I know I did, for long periods of time. Gratefully, I had seen enough of the pain and hurt that was coming out of attempts at eldering and prophetic ministry that did not emerge entirely from a Spirit of love and tenderness that I was at least able to keep my own damn mouth shut. And I did try to stay low, stay tender, and to rest in that Light.
It was extraordinarily hard. There are absolutely Friends I am struggling to love today. And given how very powerful the love and tenderness that was expressed among us this week was--and it truly, truly was!--that is really saddening. Because there were times this week when I was better able to find that sweet and generous place inside than ever. There were times of really wonderful unity and joy this week.
And that's the impression that a number of Friends that I have talked to since last night's meeting took away from it, in fact. While, for whatever reason, I seem to have felt most intensely the pain and the missteps, others felt most the deep tenderness which many Friends did continue to show to one another. There was a lot of love there. There were many members who remained deeply open to God and tender with one another.
Indeed, I am made both humble and proud--not the contradiction it sounds, somehow--when I reflect on the faithfulness and patience of many of our gay and lesbian members in particular. Year after year, this issue gives them extraordinary pain. As one woman put it, we have a process right now, in place since last year, to work together to unite in support of the glbtq members of our yearly meeting, by engaging in the work of the working party and by working together at the monthly and quarterly meeting level to season a minute on same-gender marriage.
The minuted sense of the meeting was to have the Permanent Board develop the mechanism by which those with deep individual objections of conscience to financially contributing to FUM can avoid doing so, while continuing in the work we began last year, and while continuing to engage with FUM. There were angry voices, however, from individuals that felt that this did not go far enough. More than one person felt that their anger should have been reason enough for the yearly meeting to take more radical action immediately.
It was a hard, hard meeting.
One piece of vocal ministry given this morning by Deb Humphries really captures my sense of our labor together: she spoke of sensing that God is grieving, deeply grieving, for us and with us, because we have not been able to follow Her as far as She is ready to lead us. And, right this second, I'm just really feeling the grief.
I think that we could have been more faithful to one another, to God and to our covenant, our communal body.
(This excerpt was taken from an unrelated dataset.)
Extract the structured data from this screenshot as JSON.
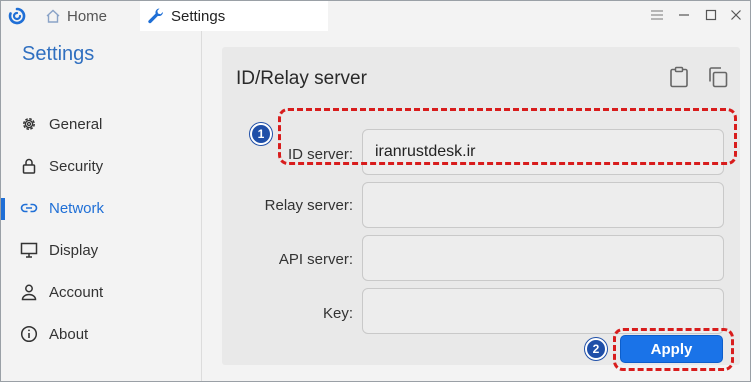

I feel bowed down with sadness that we lost the chance to be more with one another, and to trust more deeply in the Light that leads us and weaves us together.